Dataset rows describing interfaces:
··········

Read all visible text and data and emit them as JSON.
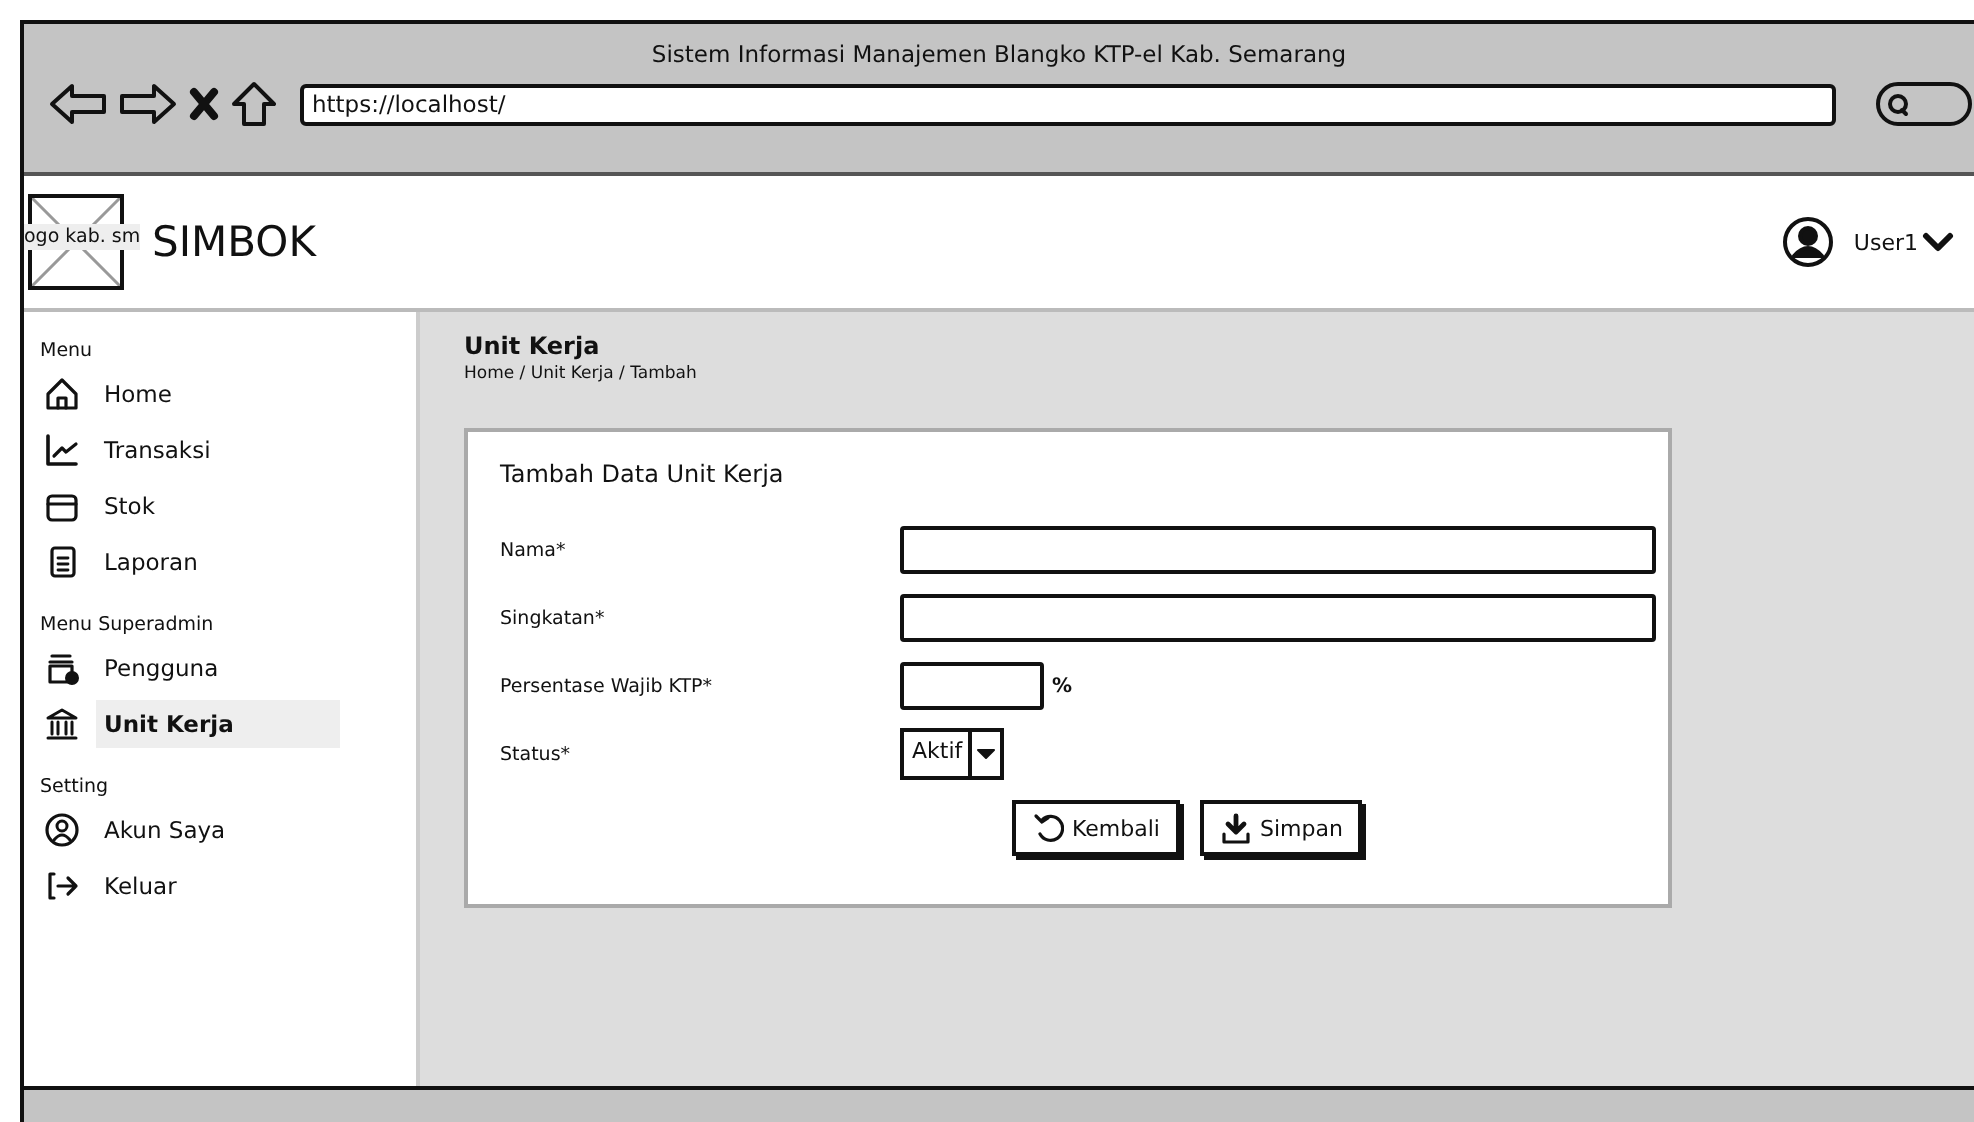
{
  "window": {
    "title": "Sistem Informasi Manajemen Blangko KTP-el Kab. Semarang",
    "url": "https://localhost/"
  },
  "header": {
    "logo_placeholder": "ogo kab. sm",
    "app_name": "SIMBOK",
    "user": "User1"
  },
  "sidebar": {
    "sections": [
      {
        "title": "Menu",
        "items": [
          {
            "label": "Home",
            "selected": false
          },
          {
            "label": "Transaksi",
            "selected": false
          },
          {
            "label": "Stok",
            "selected": false
          },
          {
            "label": "Laporan",
            "selected": false
          }
        ]
      },
      {
        "title": "Menu Superadmin",
        "items": [
          {
            "label": "Pengguna",
            "selected": false
          },
          {
            "label": "Unit Kerja",
            "selected": true
          }
        ]
      },
      {
        "title": "Setting",
        "items": [
          {
            "label": "Akun Saya",
            "selected": false
          },
          {
            "label": "Keluar",
            "selected": false
          }
        ]
      }
    ]
  },
  "page": {
    "title": "Unit Kerja",
    "breadcrumb": "Home / Unit Kerja / Tambah"
  },
  "form": {
    "title": "Tambah Data Unit Kerja",
    "fields": [
      {
        "label": "Nama*",
        "kind": "text"
      },
      {
        "label": "Singkatan*",
        "kind": "text"
      },
      {
        "label": "Persentase Wajib KTP*",
        "kind": "percent",
        "suffix": "%"
      },
      {
        "label": "Status*",
        "kind": "select",
        "value": "Aktif"
      }
    ],
    "buttons": [
      {
        "label": "Kembali"
      },
      {
        "label": "Simpan"
      }
    ]
  }
}
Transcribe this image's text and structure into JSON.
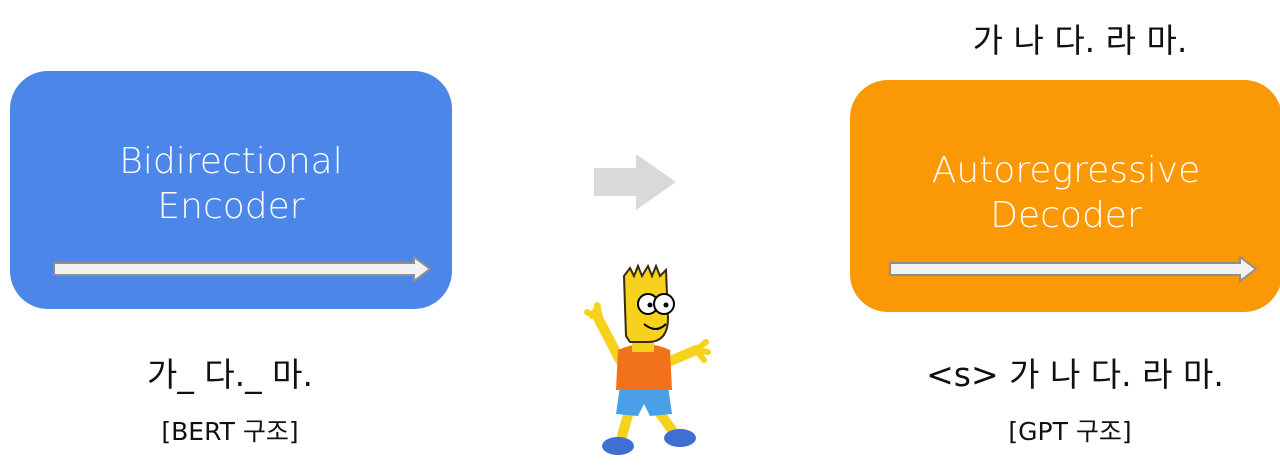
{
  "encoder": {
    "title_line1": "Bidirectional",
    "title_line2": "Encoder",
    "caption": "가_ 다._ 마.",
    "label": "[BERT 구조]",
    "color": "#4c86e8"
  },
  "decoder": {
    "output_caption": "가 나 다. 라 마.",
    "title_line1": "Autoregressive",
    "title_line2": "Decoder",
    "caption": "<s> 가 나 다. 라 마.",
    "label": "[GPT 구조]",
    "color": "#fa9806"
  },
  "icons": {
    "transition": "right-arrow-icon",
    "character": "bart-simpson-figure"
  }
}
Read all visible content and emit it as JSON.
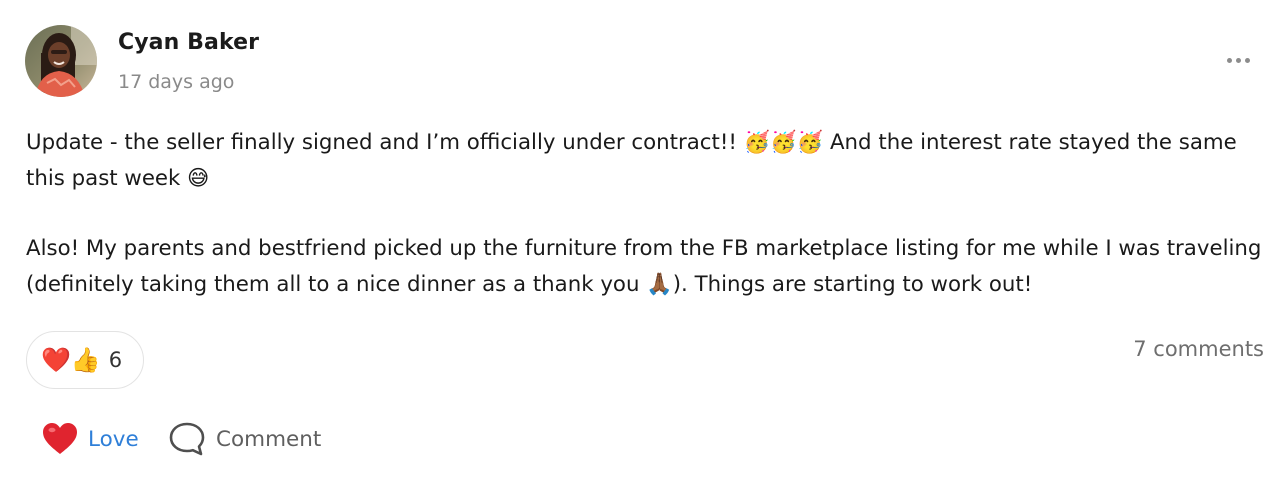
{
  "post": {
    "author": "Cyan Baker",
    "timestamp": "17 days ago",
    "body": {
      "line1_text": "Update - the seller finally signed and I’m officially under contract!! 🥳🥳🥳 And the interest rate stayed the same this past week 😅",
      "line2_text": "Also! My parents and bestfriend picked up the furniture from the FB marketplace listing for me while I was traveling (definitely taking them all to a nice dinner as a thank you 🙏🏾). Things are starting to work out!"
    },
    "reactions": {
      "emojis": "❤️👍",
      "count": "6"
    },
    "comments_label": "7 comments",
    "actions": {
      "love_label": "Love",
      "comment_label": "Comment"
    }
  },
  "icons": {
    "more": "more-options-icon",
    "love": "heart-icon",
    "comment": "comment-bubble-icon"
  },
  "colors": {
    "love_text": "#2f7fd8",
    "heart": "#e0242f",
    "muted_text": "#8a8a8a"
  }
}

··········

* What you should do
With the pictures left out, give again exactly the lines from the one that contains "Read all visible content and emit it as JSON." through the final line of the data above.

* Expected output
Read all visible content and emit it as JSON.
{
  "post": {
    "author": "Cyan Baker",
    "timestamp": "17 days ago",
    "body": {
      "line1_text": "Update - the seller finally signed and I’m officially under contract!! 🥳🥳🥳 And the interest rate stayed the same this past week 😅",
      "line2_text": "Also! My parents and bestfriend picked up the furniture from the FB marketplace listing for me while I was traveling (definitely taking them all to a nice dinner as a thank you 🙏🏾). Things are starting to work out!"
    },
    "reactions": {
      "emojis": "❤️👍",
      "count": "6"
    },
    "comments_label": "7 comments",
    "actions": {
      "love_label": "Love",
      "comment_label": "Comment"
    }
  },
  "icons": {
    "more": "more-options-icon",
    "love": "heart-icon",
    "comment": "comment-bubble-icon"
  },
  "colors": {
    "love_text": "#2f7fd8",
    "heart": "#e0242f",
    "muted_text": "#8a8a8a"
  }
}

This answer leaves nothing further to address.